(About this exercise)
Only the count is wanted here: how many lines of the entries hold the string "maven"?

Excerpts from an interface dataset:
==============================
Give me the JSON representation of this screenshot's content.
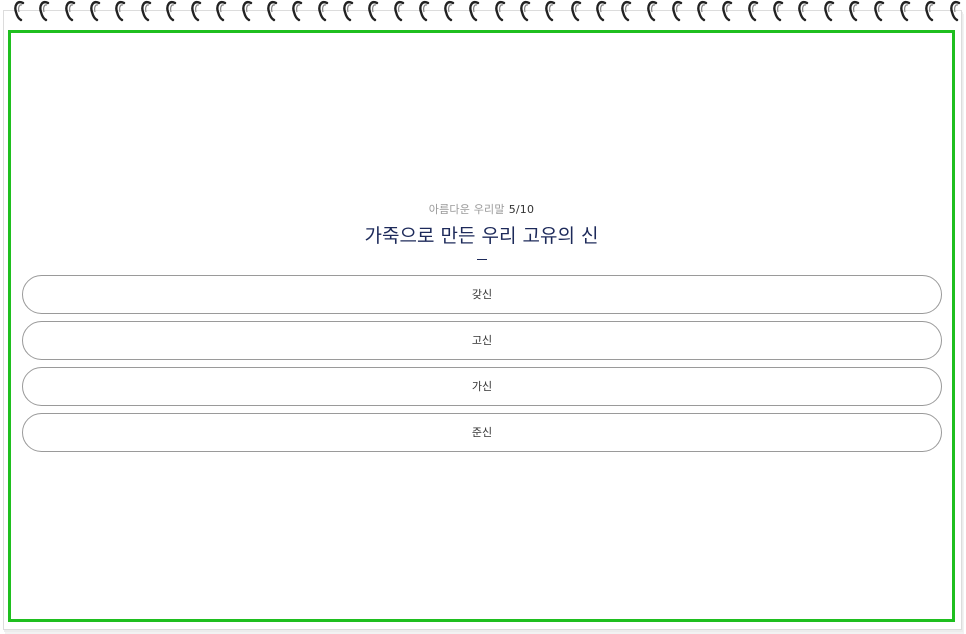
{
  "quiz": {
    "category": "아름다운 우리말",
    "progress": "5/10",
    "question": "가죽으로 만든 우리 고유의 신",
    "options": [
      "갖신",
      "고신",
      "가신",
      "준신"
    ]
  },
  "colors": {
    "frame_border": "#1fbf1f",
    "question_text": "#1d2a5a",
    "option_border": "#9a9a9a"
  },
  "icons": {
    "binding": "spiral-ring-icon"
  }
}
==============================
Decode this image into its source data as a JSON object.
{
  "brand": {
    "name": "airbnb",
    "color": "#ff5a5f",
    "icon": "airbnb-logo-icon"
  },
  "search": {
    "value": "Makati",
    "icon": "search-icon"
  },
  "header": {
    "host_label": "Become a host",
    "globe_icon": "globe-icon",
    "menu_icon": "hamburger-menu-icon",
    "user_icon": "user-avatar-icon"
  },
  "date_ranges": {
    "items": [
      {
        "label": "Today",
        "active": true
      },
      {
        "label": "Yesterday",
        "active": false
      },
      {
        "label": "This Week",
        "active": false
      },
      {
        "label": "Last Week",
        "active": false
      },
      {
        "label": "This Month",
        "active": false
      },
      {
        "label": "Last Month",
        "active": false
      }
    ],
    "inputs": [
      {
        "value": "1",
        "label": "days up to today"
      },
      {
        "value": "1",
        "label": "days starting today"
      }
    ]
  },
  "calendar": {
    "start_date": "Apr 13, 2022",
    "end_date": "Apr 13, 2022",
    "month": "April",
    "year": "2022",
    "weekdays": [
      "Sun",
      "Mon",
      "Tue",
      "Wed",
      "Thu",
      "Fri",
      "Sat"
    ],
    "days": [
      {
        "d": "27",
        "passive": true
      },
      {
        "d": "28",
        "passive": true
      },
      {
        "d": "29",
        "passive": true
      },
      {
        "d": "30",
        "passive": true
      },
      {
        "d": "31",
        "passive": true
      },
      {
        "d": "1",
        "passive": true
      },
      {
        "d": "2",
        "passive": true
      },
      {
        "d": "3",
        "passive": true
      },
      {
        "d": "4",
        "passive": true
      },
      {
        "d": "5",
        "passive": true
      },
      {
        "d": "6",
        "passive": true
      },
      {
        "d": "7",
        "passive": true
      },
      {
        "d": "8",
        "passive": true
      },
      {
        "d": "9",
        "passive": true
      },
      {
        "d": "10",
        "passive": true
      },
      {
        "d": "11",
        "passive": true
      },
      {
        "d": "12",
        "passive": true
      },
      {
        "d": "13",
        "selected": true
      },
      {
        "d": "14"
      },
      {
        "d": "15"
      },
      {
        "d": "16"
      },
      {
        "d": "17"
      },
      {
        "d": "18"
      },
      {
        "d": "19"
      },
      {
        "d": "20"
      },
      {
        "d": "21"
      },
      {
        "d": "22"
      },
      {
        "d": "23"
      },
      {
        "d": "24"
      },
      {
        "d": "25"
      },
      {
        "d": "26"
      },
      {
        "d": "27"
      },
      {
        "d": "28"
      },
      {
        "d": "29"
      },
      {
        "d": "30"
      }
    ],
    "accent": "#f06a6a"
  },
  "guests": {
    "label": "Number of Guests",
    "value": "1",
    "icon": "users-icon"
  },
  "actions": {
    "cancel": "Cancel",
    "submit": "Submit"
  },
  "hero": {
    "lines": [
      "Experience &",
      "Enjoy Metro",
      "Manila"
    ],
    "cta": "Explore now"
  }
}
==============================
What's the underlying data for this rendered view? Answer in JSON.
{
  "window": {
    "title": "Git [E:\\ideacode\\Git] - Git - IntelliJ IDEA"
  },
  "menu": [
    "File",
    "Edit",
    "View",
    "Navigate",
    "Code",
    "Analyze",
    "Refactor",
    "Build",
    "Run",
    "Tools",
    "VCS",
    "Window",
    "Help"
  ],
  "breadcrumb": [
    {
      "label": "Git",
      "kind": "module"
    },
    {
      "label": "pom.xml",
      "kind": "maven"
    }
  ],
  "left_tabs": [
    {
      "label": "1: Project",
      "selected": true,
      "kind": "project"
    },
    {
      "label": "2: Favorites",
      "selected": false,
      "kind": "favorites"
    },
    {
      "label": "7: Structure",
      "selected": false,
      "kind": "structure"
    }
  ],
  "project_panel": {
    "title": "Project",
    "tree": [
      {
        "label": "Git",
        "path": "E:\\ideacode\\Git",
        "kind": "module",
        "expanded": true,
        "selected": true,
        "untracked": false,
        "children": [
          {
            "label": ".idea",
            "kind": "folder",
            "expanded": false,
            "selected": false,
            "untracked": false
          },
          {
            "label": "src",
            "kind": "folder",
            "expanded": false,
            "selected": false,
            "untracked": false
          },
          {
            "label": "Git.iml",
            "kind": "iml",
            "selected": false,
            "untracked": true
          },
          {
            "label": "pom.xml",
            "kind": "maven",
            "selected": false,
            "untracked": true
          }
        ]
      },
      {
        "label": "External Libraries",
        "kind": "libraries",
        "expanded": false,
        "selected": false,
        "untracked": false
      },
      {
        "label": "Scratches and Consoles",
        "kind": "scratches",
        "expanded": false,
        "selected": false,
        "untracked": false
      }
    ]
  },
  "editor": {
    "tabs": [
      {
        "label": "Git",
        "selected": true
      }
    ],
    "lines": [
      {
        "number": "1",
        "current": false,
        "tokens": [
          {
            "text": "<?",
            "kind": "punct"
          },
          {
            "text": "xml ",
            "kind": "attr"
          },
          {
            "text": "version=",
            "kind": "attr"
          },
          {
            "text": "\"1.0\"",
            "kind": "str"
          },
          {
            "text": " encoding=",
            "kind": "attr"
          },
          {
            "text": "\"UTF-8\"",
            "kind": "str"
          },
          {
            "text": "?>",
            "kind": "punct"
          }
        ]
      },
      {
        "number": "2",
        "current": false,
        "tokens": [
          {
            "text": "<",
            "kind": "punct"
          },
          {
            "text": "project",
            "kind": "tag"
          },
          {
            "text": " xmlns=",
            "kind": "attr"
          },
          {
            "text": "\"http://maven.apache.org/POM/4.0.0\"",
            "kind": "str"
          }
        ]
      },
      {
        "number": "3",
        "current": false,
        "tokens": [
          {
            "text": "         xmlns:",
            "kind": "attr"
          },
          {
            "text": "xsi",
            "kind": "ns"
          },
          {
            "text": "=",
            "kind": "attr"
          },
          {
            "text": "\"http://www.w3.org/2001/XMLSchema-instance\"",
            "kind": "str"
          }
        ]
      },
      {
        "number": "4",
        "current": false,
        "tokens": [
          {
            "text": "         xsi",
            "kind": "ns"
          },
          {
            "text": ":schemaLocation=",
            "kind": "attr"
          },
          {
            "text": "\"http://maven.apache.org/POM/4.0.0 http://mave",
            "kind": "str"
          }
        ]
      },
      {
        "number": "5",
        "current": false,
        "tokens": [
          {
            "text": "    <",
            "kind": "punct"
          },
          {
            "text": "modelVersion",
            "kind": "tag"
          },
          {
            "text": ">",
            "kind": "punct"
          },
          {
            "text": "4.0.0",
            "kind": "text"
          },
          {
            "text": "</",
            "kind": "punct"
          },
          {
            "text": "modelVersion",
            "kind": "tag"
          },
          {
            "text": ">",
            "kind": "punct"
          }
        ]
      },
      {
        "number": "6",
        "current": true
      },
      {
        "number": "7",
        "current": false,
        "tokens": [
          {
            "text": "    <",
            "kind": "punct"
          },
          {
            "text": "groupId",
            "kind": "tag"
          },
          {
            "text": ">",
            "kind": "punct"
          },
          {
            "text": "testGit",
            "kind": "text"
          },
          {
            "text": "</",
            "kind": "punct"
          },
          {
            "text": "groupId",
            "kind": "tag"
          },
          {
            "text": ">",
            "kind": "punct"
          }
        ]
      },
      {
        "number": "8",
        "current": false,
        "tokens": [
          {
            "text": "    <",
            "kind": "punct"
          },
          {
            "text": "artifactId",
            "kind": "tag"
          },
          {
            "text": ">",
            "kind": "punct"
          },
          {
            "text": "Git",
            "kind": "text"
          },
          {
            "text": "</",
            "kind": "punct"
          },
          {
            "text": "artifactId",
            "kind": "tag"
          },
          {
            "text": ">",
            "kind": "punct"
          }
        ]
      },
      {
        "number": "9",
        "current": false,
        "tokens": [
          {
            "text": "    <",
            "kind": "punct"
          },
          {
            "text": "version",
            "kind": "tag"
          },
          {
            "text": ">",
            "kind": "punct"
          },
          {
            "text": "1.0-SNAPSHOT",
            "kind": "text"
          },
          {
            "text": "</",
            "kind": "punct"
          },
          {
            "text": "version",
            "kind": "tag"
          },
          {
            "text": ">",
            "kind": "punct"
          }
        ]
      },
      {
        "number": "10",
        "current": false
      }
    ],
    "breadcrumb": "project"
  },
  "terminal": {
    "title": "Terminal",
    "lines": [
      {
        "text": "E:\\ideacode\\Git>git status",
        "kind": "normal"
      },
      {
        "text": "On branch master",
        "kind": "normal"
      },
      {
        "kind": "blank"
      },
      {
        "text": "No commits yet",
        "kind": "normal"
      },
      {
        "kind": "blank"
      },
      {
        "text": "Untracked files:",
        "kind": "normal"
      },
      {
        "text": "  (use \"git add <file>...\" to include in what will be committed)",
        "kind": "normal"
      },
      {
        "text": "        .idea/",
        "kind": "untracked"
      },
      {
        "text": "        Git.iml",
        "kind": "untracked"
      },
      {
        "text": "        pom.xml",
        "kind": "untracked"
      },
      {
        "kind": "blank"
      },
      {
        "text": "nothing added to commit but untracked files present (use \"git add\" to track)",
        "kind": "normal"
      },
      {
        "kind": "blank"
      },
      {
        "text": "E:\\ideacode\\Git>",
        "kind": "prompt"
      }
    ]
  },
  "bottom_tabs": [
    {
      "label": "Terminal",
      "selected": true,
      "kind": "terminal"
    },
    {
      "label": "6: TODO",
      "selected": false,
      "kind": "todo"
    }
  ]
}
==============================
(Reply to the task)
4